- [WHAT YOU WILL DO]: Copy each line that contains the string "label", taking them from the material.

- [DATA FOR THIS EXERCISE]:
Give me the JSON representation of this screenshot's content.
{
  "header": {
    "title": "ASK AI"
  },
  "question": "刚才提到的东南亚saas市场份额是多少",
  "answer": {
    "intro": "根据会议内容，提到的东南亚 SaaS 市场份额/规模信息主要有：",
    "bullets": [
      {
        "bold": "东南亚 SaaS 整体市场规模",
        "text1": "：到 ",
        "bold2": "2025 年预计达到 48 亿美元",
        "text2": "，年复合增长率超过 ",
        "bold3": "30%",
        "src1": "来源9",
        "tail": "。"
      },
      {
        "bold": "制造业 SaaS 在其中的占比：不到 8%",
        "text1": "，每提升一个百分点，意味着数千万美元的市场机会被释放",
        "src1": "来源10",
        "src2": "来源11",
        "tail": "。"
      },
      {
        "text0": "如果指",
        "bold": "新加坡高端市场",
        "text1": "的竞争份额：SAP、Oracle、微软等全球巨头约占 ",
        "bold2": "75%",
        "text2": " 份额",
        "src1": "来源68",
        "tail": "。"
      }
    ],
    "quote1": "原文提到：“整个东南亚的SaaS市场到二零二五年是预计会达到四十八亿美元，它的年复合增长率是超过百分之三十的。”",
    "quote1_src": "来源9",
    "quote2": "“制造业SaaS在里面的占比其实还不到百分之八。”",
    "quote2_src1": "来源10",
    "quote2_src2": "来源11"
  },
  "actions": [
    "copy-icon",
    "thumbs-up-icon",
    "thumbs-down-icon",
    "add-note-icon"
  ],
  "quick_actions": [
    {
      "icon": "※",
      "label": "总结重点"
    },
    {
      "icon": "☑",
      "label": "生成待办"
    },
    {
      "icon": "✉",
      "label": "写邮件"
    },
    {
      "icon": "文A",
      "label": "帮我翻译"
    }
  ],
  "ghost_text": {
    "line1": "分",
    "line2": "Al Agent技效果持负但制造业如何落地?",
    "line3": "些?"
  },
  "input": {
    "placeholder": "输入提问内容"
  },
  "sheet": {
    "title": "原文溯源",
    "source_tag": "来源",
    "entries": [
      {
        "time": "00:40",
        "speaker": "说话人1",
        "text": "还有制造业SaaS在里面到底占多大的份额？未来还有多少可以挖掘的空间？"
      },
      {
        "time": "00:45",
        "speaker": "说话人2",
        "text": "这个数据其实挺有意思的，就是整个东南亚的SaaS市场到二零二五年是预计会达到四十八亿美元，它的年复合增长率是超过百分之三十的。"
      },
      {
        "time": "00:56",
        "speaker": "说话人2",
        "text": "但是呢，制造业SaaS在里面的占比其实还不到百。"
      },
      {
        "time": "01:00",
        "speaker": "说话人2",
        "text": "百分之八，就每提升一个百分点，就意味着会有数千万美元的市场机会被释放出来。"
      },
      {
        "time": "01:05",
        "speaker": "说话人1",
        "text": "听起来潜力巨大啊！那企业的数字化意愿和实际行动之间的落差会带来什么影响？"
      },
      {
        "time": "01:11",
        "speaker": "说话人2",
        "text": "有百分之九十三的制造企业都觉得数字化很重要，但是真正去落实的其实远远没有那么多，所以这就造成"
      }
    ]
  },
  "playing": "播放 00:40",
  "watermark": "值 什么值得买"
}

- [REPLY TO THE EXERCISE]:
      "label": "总结重点"
      "label": "生成待办"
      "label": "写邮件"
      "label": "帮我翻译"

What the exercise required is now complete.